Next, use a screwdriver to unscrew one cabinet from another, and—with a partner bracing the cabinet—remove it completely from the wall. Use a pry bar if the cabinets are connected by nails and staples. After, demo the countertops and backsplash using the help of a pro if it’s made of stone or concrete, and then repeat these steps for the bottom cabinets. It may be possible to salvage the countertops and backsplash if you plan on reusing or donating them, so proceed with caution. You might also need to replace some flooring if it has any damage.

As you take the cabinets down, it’s likely that some issues will arise, especially in regard to electrical wires (particularly in older homes). If that’s the case, stop where you are—the same goes for water damage, cracks in the foundation, and unearthing questionable materials. Drywall damage is also common, but doesn’t necessarily need a pro. Remove all of the cabinets and address the drywall before installing new ones. 

9. Install the Lower Cabinets

Starting at the highest point on the floor, begin installing the cabinets, using a level and shims to keep things even. 

If you’re installing the new cabinets on your own, practice patience—it’s tough work, even for the most experienced.

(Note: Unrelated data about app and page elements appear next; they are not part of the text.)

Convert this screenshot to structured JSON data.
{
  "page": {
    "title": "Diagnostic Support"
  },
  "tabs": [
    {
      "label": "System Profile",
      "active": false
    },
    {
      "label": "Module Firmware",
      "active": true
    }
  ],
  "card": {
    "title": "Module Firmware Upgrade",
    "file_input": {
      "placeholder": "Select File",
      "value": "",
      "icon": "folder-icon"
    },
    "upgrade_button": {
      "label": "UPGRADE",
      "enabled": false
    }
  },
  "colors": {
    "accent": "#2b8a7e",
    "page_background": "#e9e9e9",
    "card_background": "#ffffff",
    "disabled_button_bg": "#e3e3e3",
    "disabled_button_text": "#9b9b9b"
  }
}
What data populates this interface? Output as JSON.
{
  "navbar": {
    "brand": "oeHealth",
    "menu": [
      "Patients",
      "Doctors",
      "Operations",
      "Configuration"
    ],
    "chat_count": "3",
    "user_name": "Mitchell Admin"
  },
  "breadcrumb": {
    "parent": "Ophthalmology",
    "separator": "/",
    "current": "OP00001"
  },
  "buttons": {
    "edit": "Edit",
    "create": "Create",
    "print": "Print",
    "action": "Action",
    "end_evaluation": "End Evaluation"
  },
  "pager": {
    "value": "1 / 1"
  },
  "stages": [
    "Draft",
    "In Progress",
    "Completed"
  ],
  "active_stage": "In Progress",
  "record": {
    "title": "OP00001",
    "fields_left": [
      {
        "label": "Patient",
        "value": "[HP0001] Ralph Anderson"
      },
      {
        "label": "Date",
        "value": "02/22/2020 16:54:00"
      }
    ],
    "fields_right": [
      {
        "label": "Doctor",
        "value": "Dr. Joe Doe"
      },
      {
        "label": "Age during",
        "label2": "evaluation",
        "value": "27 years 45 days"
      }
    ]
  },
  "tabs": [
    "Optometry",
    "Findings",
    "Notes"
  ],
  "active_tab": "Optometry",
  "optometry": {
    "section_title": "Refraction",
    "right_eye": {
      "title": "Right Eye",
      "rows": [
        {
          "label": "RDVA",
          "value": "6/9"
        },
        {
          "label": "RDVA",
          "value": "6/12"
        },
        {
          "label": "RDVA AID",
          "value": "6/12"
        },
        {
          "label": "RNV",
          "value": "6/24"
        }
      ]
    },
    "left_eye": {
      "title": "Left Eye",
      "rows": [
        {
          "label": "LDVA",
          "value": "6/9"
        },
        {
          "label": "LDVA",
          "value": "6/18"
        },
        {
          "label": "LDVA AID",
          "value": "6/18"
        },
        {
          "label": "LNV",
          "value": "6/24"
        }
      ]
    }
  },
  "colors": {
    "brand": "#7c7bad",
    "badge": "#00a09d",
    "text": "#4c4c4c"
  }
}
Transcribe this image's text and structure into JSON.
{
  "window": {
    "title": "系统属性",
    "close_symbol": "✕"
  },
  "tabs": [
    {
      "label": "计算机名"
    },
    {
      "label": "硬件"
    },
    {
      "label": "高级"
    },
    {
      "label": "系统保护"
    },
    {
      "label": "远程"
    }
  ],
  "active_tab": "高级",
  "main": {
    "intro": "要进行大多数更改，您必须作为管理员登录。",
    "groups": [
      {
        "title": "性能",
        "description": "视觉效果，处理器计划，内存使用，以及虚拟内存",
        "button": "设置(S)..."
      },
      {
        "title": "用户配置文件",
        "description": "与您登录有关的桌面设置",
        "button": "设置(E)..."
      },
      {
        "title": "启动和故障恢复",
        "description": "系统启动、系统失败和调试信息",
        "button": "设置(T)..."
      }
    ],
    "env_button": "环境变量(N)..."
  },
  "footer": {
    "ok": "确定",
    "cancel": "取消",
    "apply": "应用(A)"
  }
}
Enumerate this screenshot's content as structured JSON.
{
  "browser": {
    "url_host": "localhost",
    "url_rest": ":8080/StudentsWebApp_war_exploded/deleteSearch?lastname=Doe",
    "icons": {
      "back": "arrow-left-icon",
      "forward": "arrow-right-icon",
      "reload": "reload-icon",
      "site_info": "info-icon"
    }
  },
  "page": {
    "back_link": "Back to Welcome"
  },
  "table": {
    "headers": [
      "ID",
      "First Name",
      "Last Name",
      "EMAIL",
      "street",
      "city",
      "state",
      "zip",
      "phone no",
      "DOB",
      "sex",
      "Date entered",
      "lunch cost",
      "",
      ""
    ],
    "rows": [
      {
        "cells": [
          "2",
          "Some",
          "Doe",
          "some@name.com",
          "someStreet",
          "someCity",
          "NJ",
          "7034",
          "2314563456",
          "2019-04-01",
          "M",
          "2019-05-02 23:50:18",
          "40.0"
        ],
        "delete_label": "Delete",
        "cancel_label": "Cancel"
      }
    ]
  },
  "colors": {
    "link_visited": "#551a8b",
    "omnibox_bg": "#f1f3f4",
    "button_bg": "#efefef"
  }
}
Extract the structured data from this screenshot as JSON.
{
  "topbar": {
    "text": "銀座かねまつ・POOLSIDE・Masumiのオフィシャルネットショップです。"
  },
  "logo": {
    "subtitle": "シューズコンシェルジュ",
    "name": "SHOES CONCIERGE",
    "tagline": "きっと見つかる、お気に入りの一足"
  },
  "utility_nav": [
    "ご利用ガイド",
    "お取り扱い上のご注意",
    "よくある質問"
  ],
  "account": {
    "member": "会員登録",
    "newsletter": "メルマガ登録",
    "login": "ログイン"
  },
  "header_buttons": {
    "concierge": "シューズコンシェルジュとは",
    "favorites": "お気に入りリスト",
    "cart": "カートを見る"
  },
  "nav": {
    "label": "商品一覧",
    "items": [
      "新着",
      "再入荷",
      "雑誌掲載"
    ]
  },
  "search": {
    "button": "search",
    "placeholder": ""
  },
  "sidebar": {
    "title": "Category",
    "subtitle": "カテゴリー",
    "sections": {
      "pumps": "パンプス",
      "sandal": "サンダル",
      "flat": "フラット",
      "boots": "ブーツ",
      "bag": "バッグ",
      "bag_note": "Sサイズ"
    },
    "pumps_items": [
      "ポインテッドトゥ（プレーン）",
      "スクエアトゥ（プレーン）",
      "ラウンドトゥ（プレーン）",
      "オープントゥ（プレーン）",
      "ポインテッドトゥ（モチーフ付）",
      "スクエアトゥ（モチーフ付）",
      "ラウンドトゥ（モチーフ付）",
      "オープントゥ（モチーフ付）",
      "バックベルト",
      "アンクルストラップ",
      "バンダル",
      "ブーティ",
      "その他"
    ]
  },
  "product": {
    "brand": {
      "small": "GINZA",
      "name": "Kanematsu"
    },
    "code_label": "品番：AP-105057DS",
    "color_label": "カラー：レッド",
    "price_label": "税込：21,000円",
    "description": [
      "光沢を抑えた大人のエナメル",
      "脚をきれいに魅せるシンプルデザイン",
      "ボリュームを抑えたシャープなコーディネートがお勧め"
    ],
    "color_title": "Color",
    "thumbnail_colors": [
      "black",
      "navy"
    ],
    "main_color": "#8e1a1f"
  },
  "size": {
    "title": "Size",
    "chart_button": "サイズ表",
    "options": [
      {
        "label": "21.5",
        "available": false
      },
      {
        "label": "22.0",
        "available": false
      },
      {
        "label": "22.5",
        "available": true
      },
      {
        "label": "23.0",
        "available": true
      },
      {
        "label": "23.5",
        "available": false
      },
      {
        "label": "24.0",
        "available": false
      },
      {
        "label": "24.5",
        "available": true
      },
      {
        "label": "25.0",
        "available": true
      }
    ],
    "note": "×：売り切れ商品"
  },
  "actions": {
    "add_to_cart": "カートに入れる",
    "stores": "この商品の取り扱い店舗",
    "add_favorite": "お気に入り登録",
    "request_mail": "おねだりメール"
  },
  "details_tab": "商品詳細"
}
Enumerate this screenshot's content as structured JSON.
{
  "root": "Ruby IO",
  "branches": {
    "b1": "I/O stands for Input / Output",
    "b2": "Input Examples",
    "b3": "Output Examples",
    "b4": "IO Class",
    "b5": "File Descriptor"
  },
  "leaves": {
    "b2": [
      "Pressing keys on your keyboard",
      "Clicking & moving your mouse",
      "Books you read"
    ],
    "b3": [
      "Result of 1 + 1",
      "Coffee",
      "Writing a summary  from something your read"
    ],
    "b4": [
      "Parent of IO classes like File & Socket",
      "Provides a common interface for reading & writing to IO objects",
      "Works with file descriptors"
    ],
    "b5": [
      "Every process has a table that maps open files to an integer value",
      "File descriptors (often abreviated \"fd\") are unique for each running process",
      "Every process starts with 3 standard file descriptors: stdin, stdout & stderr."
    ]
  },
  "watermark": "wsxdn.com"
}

Grab your six-foot level and find the highest point of elevation on your floor that sits within your designated layout. Garanovsky says to begin the installation process at this point for a flush layout, starting with the bottom cabinets. "It's easier to shim under the cabinets on the lower spots to make them level, rather than starting on a low point and having to trim the bottoms of the cabinets while working uphill," he says.

Use shims to level each cabinet vertically and horizontally, and then hold the cabinets together with clamps. Screw in the cabinet at the front, near the door hinge, and then at the top, middle, and bottom of the box. Work behind the hinges for a cleaner finish. Then—with the help of a stud finder—nail the cabinets to the studs in the wall. "An uneven floor can wreak havoc on the project, so make sure that you check that each component is level, front-to-back and side-by-side, after installing each cabinet to maintain an even surface," says McCoy.  

10. Install the Upper Cabinets

Repeat the process for the top cabinets.

"Spacing is key," McCoy says. "Start from the center point of the design and work your way out by dry-laying the cabinets on the floor." After the cabinets are installed, it’s time to nail in new moldings. Caulk the gaps, cover the nail holes, and paint the moldings for a clean finish.

11. Install the Cabinet Hardware

Think of the cabinet hardware as your kitchen’s jewelry.

Cabinet hardware is the final touch, and if you’ve been careful about costs this whole time, then it’s worth it to spend a little extra here. "Cabinet hardware should be the one thing you splurge on," says Gater. "Think of cabinet pulls and knobs as the jewelry that will pull together your whole kitchen."

Generally, knobs work well for upper cabinets while pulls are best for lower ones, and the best options will develop a patina over time. When you have the hardware picked out, install it with this trick from Gater: "Use painter’s tape on all your cabinets so you can visualize where you’d like the hardware to go and get a feel for what the hardware is going to look like."

You may want to use a professional template to ensure that the knobs and pulls line up perfectly. "They’re usually under $20, and will save you a ton of stress because filling holes in cabinets if you don’t get your positioning exactly right is going to cost you lots of money to fix," says Gater. Use a pencil to mark the placement of the hole using your template, and then drill the hole using a 3/16-inch bit. Repeat the process for each cabinet, and then screw in your hardware by hand.

When you’ve attached the last knob, take a step back to admire your handiwork.